» Your task: All lines in the data bearing the string "hotkey" should be identified and copied.

Source material Block Start

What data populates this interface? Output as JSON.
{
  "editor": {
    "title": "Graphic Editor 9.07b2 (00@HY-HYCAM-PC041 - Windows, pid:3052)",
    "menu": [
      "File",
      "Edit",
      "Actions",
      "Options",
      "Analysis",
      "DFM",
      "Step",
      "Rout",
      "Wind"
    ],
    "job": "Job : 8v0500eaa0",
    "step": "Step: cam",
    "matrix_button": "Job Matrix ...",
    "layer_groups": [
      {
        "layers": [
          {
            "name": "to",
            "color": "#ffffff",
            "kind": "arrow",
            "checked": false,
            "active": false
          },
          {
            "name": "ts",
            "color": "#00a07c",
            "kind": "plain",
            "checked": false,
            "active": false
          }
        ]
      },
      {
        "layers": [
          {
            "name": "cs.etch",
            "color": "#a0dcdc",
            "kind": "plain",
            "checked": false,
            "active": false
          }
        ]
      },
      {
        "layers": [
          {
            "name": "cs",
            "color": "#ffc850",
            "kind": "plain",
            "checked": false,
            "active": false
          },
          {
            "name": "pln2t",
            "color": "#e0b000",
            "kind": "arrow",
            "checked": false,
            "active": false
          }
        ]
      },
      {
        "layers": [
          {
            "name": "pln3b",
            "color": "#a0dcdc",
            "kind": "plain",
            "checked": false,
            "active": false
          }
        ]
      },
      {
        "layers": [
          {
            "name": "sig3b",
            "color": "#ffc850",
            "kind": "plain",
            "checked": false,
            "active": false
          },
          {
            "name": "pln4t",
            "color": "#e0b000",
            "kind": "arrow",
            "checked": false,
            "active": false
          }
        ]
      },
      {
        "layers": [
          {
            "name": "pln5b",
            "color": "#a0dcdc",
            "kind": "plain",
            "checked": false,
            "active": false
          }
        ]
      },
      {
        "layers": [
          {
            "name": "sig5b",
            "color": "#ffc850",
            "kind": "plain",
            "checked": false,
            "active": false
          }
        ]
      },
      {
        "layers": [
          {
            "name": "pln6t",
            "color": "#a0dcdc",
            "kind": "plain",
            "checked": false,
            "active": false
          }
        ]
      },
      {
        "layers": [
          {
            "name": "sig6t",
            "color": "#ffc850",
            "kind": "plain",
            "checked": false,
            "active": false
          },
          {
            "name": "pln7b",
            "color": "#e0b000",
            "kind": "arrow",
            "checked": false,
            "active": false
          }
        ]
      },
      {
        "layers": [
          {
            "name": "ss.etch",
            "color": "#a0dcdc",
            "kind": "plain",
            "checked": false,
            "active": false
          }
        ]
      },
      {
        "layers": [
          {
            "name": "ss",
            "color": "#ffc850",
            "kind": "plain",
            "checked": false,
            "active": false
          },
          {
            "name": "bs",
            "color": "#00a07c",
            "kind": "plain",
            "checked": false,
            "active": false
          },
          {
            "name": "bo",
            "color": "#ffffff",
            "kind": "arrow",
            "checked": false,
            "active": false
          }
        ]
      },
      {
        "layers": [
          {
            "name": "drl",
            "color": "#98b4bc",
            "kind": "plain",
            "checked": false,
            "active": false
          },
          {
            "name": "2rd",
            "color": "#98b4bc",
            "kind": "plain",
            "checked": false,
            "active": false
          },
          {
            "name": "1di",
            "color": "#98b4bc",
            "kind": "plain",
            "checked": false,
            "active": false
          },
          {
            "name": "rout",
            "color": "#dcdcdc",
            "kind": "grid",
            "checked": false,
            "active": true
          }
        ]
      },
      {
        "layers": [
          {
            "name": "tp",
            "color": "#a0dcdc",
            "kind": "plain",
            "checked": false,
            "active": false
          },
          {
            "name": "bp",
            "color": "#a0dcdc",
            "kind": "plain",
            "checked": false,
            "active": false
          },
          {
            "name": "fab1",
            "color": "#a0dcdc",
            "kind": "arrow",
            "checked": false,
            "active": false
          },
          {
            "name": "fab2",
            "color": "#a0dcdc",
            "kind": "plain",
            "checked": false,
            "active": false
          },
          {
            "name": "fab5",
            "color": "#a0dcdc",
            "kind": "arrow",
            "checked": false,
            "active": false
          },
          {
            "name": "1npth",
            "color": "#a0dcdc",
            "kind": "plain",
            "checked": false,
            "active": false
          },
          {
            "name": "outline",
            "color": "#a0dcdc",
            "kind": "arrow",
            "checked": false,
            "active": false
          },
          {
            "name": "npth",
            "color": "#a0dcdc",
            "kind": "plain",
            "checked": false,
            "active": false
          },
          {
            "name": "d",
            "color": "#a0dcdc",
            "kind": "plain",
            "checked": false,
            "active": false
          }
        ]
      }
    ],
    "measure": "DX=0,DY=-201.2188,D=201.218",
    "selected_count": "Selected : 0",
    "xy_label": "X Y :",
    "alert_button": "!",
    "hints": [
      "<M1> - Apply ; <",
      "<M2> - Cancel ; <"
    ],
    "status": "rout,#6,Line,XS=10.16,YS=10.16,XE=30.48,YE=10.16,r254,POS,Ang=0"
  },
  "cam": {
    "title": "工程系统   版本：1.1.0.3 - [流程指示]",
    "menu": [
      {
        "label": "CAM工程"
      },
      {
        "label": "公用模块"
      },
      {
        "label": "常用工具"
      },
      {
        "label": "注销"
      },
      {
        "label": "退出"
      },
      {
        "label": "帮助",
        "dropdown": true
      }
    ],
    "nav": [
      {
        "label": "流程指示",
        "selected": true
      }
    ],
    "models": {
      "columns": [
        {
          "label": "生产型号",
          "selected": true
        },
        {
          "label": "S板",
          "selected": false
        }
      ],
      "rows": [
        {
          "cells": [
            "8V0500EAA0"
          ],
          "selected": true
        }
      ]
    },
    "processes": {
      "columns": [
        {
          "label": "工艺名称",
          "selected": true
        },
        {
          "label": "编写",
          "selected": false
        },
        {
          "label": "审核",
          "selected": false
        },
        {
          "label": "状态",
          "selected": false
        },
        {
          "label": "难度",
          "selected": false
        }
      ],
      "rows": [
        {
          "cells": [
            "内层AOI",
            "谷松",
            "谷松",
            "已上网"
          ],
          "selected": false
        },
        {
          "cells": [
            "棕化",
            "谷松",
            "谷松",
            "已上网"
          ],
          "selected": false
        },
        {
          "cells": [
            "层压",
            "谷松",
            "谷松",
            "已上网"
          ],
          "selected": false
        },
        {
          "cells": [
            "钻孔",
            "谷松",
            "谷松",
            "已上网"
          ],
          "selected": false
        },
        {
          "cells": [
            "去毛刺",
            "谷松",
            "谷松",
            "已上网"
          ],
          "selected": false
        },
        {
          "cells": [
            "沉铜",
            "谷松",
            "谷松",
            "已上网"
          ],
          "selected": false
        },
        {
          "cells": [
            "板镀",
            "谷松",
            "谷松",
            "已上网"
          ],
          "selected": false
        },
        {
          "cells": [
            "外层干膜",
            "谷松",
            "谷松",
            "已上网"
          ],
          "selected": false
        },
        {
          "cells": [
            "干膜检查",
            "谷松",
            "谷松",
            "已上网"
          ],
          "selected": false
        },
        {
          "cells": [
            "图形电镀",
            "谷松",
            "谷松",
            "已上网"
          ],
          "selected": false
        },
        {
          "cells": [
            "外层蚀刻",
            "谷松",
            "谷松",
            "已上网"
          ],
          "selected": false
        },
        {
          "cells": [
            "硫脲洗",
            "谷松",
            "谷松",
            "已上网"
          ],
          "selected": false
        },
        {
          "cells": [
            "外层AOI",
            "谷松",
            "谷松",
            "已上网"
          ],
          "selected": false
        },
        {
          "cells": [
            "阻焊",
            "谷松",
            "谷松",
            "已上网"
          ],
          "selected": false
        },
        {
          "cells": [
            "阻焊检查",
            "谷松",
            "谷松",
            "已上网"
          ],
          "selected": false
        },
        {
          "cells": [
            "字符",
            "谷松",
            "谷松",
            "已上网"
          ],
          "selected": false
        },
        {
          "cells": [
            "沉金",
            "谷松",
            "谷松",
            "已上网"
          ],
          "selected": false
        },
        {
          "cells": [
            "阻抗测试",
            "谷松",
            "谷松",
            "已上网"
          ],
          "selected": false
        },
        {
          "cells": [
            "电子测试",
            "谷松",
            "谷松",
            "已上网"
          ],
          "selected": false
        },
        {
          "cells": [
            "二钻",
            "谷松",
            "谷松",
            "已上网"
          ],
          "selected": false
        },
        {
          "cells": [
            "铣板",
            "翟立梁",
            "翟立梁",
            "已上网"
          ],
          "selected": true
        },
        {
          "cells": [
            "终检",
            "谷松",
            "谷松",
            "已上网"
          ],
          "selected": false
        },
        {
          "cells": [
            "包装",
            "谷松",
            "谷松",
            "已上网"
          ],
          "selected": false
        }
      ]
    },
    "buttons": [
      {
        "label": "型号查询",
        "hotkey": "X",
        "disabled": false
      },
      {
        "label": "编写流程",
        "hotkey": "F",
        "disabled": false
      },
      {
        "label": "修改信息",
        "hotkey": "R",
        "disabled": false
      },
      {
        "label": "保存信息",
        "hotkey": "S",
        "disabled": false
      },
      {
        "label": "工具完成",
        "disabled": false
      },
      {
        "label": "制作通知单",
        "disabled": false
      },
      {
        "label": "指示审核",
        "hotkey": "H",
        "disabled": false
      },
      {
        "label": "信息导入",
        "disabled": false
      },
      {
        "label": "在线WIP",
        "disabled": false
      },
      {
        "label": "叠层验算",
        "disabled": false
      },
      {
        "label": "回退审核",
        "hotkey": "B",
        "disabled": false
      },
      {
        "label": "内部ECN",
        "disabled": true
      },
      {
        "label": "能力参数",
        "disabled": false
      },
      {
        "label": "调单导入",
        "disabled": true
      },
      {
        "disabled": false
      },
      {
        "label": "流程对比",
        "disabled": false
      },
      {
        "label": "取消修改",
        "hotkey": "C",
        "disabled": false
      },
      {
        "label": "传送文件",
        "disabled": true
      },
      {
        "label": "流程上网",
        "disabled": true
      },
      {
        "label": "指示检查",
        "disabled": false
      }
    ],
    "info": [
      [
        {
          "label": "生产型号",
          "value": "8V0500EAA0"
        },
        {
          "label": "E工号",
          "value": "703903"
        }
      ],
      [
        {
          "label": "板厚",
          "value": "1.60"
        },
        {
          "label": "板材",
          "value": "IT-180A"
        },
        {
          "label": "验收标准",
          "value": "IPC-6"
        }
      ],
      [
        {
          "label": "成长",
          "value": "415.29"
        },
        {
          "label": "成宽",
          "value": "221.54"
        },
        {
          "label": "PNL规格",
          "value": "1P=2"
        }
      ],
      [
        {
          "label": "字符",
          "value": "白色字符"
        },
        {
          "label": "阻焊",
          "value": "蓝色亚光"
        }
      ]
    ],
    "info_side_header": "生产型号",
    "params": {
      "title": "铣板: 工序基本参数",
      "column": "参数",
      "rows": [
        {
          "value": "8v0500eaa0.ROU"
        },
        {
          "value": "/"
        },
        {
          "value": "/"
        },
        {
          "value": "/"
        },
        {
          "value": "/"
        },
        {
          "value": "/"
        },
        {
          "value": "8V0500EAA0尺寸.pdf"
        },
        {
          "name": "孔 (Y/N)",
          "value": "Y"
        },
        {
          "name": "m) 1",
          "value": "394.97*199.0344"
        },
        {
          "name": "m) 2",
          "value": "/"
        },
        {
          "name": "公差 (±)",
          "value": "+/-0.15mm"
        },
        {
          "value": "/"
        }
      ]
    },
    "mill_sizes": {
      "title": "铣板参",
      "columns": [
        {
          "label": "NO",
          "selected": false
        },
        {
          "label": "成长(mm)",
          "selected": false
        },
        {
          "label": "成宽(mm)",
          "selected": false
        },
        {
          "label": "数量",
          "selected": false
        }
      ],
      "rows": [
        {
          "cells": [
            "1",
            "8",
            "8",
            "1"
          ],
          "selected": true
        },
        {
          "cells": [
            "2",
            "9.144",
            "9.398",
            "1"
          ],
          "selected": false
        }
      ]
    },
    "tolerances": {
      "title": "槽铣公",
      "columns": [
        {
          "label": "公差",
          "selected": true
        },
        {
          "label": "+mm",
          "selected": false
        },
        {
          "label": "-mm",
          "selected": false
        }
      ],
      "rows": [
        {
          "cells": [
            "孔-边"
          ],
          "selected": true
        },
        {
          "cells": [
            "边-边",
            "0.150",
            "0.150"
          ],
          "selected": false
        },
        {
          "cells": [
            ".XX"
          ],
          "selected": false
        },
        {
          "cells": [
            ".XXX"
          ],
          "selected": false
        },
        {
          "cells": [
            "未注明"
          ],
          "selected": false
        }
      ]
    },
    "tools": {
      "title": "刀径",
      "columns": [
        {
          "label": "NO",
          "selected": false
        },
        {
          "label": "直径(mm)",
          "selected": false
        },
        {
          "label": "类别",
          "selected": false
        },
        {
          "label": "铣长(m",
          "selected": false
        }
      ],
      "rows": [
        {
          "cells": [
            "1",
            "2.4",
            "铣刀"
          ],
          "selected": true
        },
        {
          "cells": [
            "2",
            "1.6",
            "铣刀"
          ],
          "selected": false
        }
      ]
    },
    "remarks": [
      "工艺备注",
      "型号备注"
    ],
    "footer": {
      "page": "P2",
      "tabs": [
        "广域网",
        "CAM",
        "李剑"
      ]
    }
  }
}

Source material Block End

» The answer:
        "hotkey": "X",
        "hotkey": "F",
        "hotkey": "R",
        "hotkey": "S",
        "hotkey": "H",
        "hotkey": "B",
        "hotkey": "C",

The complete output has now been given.